The Oscars were different this year. It was the first time in 30 years that they weren’t officially hosted, and the nominee list was populated by 2018’s highest grossing movies rather than obscure films loved only by the critics.
Instead, we all got excited to see some of our most beloved characters and storylines go up for awards. One of the most beloved by those round the globe, and especially here in South Africa was Black Panther. The film took home $1.23 billion in box offices around the world, and won three Oscars: Ruth E. Carter, a three time nominee (for Amistad and Malcolm X) won Best Costume Design; Best Production was accepted by Hannah Beachler; and Best Original Score was awarded to Ludwig Görransson.
Connie Chiume, South Africa’s television, theatre and film sweetheart talks to African Independent about her experience working on the Oscar-winning set. She played a mining elder, heading the mining of Vibranium – a pivotal material in the movie which symbolises some of Wakanda’s value. The African culture is seamlessly displayed here, as “it shows how big a role the elderly people play, or the elders even if they’re not old, in African culture.”
Indeed, vast amounts of preparation and research determine the authenticity of a movie. For Black Panther, expert research would opportunely debunk international African stereotypes. Of course the movie is fictional, as is Wakanda, but African intelligence, language and music culture were celebrated- correctly. IsiXhosa was used in the film, Amawololo was playing as the music in the laboratory and Basotho blankets were featured on the warriors. Indeed, Connie happily contends that “the head of departments came here to do their research, so that we demystified the Tarzan myth from the minds of the world.” The film's ultimate success, as proved last night, proves that Connie was right when she stated the in-depth research made the film so acclaimed. “They sent a lot of people here from the music side, from the costumes, from the scriptwriting.
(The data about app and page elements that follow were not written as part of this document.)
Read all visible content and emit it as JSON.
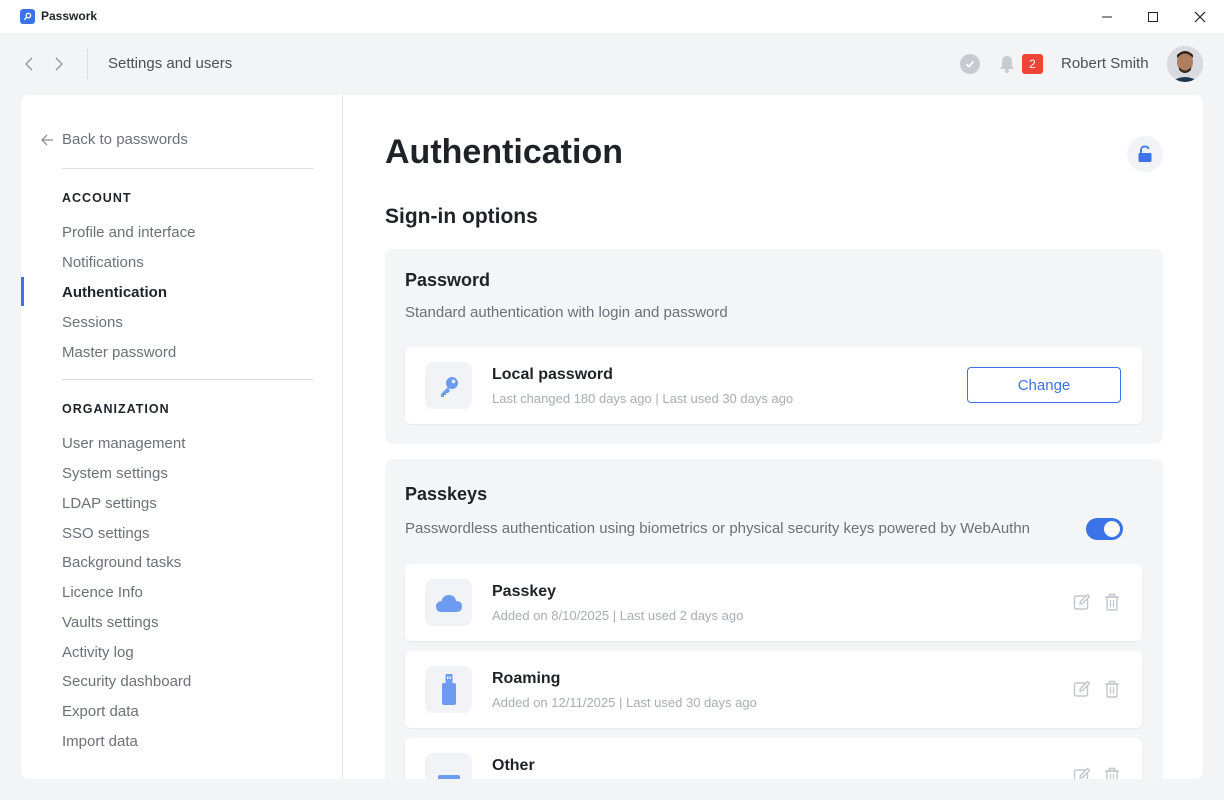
{
  "window": {
    "app_title": "Passwork"
  },
  "topbar": {
    "title": "Settings and users",
    "notification_count": "2",
    "user_name": "Robert Smith"
  },
  "sidebar": {
    "back_label": "Back to passwords",
    "account_heading": "ACCOUNT",
    "account_items": [
      {
        "label": "Profile and interface"
      },
      {
        "label": "Notifications"
      },
      {
        "label": "Authentication"
      },
      {
        "label": "Sessions"
      },
      {
        "label": "Master password"
      }
    ],
    "org_heading": "ORGANIZATION",
    "org_items": [
      {
        "label": "User management"
      },
      {
        "label": "System settings"
      },
      {
        "label": "LDAP settings"
      },
      {
        "label": "SSO settings"
      },
      {
        "label": "Background tasks"
      },
      {
        "label": "Licence Info"
      },
      {
        "label": "Vaults settings"
      },
      {
        "label": "Activity log"
      },
      {
        "label": "Security dashboard"
      },
      {
        "label": "Export data"
      },
      {
        "label": "Import data"
      }
    ]
  },
  "main": {
    "page_title": "Authentication",
    "section_title": "Sign-in options",
    "password_panel": {
      "title": "Password",
      "description": "Standard authentication with login and password",
      "row": {
        "title": "Local password",
        "meta": "Last changed 180 days ago | Last used 30 days ago",
        "button_label": "Change"
      }
    },
    "passkeys_panel": {
      "title": "Passkeys",
      "description": "Passwordless authentication using biometrics or physical security keys powered by WebAuthn",
      "toggle_on": true,
      "rows": [
        {
          "title": "Passkey",
          "meta": "Added on 8/10/2025 | Last used 2 days ago",
          "icon": "cloud-icon"
        },
        {
          "title": "Roaming",
          "meta": "Added on 12/11/2025 | Last used 30 days ago",
          "icon": "usb-key-icon"
        },
        {
          "title": "Other",
          "meta": "",
          "icon": "device-icon"
        }
      ]
    }
  },
  "colors": {
    "accent": "#3b73e8",
    "badge": "#f04438"
  }
}
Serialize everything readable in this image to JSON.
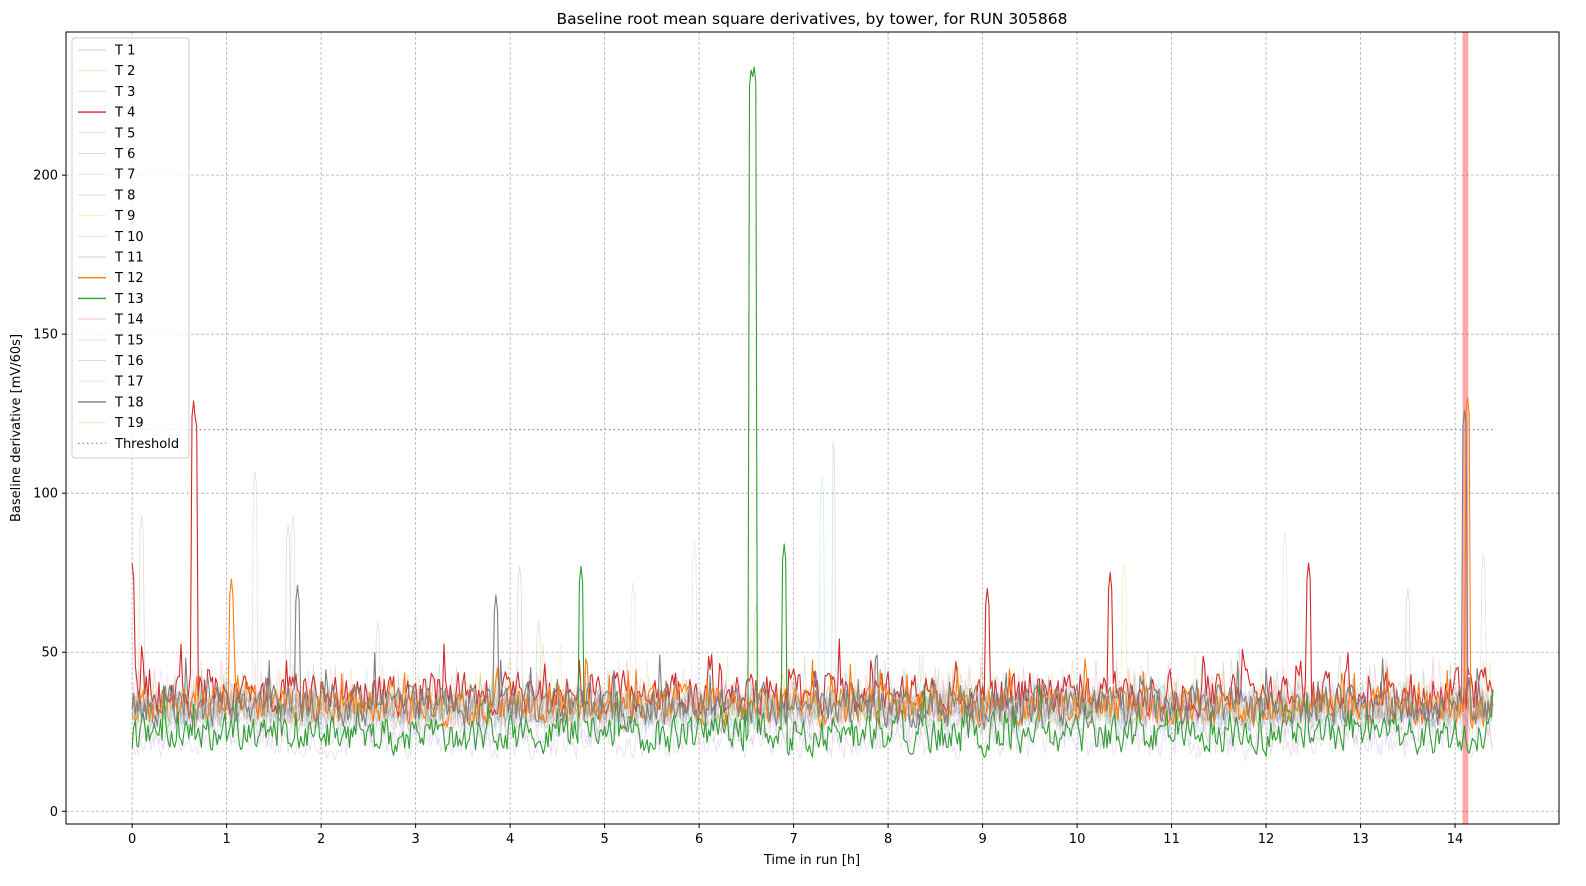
{
  "chart_data": {
    "type": "line",
    "title": "Baseline root mean square derivatives, by tower, for RUN 305868",
    "xlabel": "Time in run [h]",
    "ylabel": "Baseline derivative [mV/60s]",
    "xlim": [
      -0.7,
      15.1
    ],
    "ylim": [
      -4,
      245
    ],
    "xticks": [
      "0",
      "1",
      "2",
      "3",
      "4",
      "5",
      "6",
      "7",
      "8",
      "9",
      "10",
      "11",
      "12",
      "13",
      "14"
    ],
    "yticks": [
      "0",
      "50",
      "100",
      "150",
      "200"
    ],
    "grid": true,
    "legend_position": "upper-left",
    "threshold": 120,
    "highlight_span": [
      14.08,
      14.14
    ],
    "series": [
      {
        "name": "T 1",
        "color": "#1f77b4",
        "alpha": 0.22,
        "lw": 0.8,
        "base": 32,
        "amp": 8,
        "spikes": [
          [
            13.5,
            70
          ]
        ]
      },
      {
        "name": "T 2",
        "color": "#ff7f0e",
        "alpha": 0.22,
        "lw": 0.8,
        "base": 34,
        "amp": 8,
        "spikes": [
          [
            6.6,
            65
          ]
        ]
      },
      {
        "name": "T 3",
        "color": "#2ca02c",
        "alpha": 0.22,
        "lw": 0.8,
        "base": 31,
        "amp": 8,
        "spikes": [
          [
            4.3,
            60
          ]
        ]
      },
      {
        "name": "T 4",
        "color": "#d62728",
        "alpha": 1.0,
        "lw": 1.1,
        "base": 37,
        "amp": 9,
        "spikes": [
          [
            0.0,
            78
          ],
          [
            0.65,
            129
          ],
          [
            0.67,
            125
          ],
          [
            10.35,
            75
          ],
          [
            12.45,
            78
          ],
          [
            9.05,
            70
          ]
        ]
      },
      {
        "name": "T 5",
        "color": "#9467bd",
        "alpha": 0.22,
        "lw": 0.8,
        "base": 26,
        "amp": 8,
        "spikes": [
          [
            1.3,
            107
          ],
          [
            1.7,
            93
          ]
        ]
      },
      {
        "name": "T 6",
        "color": "#8c564b",
        "alpha": 0.22,
        "lw": 0.8,
        "base": 33,
        "amp": 8,
        "spikes": [
          [
            0.1,
            93
          ]
        ]
      },
      {
        "name": "T 7",
        "color": "#e377c2",
        "alpha": 0.22,
        "lw": 0.8,
        "base": 33,
        "amp": 8,
        "spikes": [
          [
            5.95,
            85
          ],
          [
            12.2,
            88
          ]
        ]
      },
      {
        "name": "T 8",
        "color": "#7f7f7f",
        "alpha": 0.22,
        "lw": 0.8,
        "base": 32,
        "amp": 8,
        "spikes": [
          [
            14.3,
            81
          ]
        ]
      },
      {
        "name": "T 9",
        "color": "#bcbd22",
        "alpha": 0.22,
        "lw": 0.8,
        "base": 33,
        "amp": 8,
        "spikes": [
          [
            3.0,
            62
          ]
        ]
      },
      {
        "name": "T 10",
        "color": "#17becf",
        "alpha": 0.22,
        "lw": 0.8,
        "base": 32,
        "amp": 8,
        "spikes": [
          [
            7.3,
            105
          ]
        ]
      },
      {
        "name": "T 11",
        "color": "#1f77b4",
        "alpha": 0.22,
        "lw": 0.8,
        "base": 30,
        "amp": 8,
        "spikes": [
          [
            7.42,
            117
          ]
        ]
      },
      {
        "name": "T 12",
        "color": "#ff7f0e",
        "alpha": 1.0,
        "lw": 1.1,
        "base": 33,
        "amp": 8,
        "spikes": [
          [
            1.05,
            73
          ],
          [
            14.13,
            131
          ]
        ]
      },
      {
        "name": "T 13",
        "color": "#2ca02c",
        "alpha": 1.0,
        "lw": 1.1,
        "base": 24,
        "amp": 8,
        "spikes": [
          [
            6.55,
            233
          ],
          [
            6.58,
            235
          ],
          [
            6.9,
            84
          ],
          [
            4.75,
            77
          ]
        ]
      },
      {
        "name": "T 14",
        "color": "#d62728",
        "alpha": 0.22,
        "lw": 0.8,
        "base": 32,
        "amp": 8,
        "spikes": [
          [
            4.1,
            77
          ]
        ]
      },
      {
        "name": "T 15",
        "color": "#9467bd",
        "alpha": 0.22,
        "lw": 0.8,
        "base": 22,
        "amp": 7,
        "spikes": [
          [
            2.6,
            60
          ]
        ]
      },
      {
        "name": "T 16",
        "color": "#8c564b",
        "alpha": 0.22,
        "lw": 0.8,
        "base": 31,
        "amp": 8,
        "spikes": [
          [
            1.65,
            90
          ]
        ]
      },
      {
        "name": "T 17",
        "color": "#e377c2",
        "alpha": 0.22,
        "lw": 0.8,
        "base": 33,
        "amp": 8,
        "spikes": [
          [
            5.3,
            72
          ]
        ]
      },
      {
        "name": "T 18",
        "color": "#7f7f7f",
        "alpha": 1.0,
        "lw": 1.1,
        "base": 33,
        "amp": 9,
        "spikes": [
          [
            1.75,
            71
          ],
          [
            3.85,
            68
          ],
          [
            14.1,
            126
          ]
        ]
      },
      {
        "name": "T 19",
        "color": "#bcbd22",
        "alpha": 0.22,
        "lw": 0.8,
        "base": 33,
        "amp": 8,
        "spikes": [
          [
            10.5,
            78
          ]
        ]
      }
    ],
    "threshold_label": "Threshold"
  }
}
They did the right thing.”
For Connie, the awards are significant for those who worked on the movie, “but also to black people, because for the first time in the history in Hollywood we saw a black superhero, and a lot of big and good roles for women. Something that has never happened before.”
Black Panther is a lesson in how to celebrate black culture in style, and also in how to unite black talent. Connie specifically notes how Marvel united the African diaspora: “They auditioned people from Africa, from Europe, from the Caribbean, from America. It put us together in one place and as equals.”
African independence thus becomes the hub. New stories suddenly become possible. Marvel has now veered off the beaten track of ‘the tarzan myth’, and hopefully other production houses will realise they can and should do the same. “The Africa that we know, the Africa that we aspire to be – a well organized country with good governance, rich and technologically advanced – that’s the Africa we saw there. That's what is making us all proud as Africans.”
Connie predicts that the effect this film will have on African children and adults alike will spawn a fresh wave of interest in the country. More people will do research on themselves and the Africans in the different industries. It’s all about paying more attention to what’s at home: “It has reignited the desire to begin to know ourselves better.”
Beaming, she continues, “Dreams do come true, they do come to pass. It was the director’s dream to do a film about Africa that will show us in a positive manner. And that's what happened. One of the executive producers, Nate Moore, said in his youth he wished to see a film with a black superhero because he’s never seen it. And what did the Universe do? It put them together.”
For Connie, this is not just a one hit wonder, rather a kickstart in production houses across the world to delve deeper and question further the narratives they tell. “For African filmmakers, we have stories that need to be told. This is just the beginning of our stories to come out to the world.”
Read the full length feature with Connie in our next issue of African Independent magazine. Connie discusses what it's like being a leader, working on an American set, and the deeper significance of Black Panther.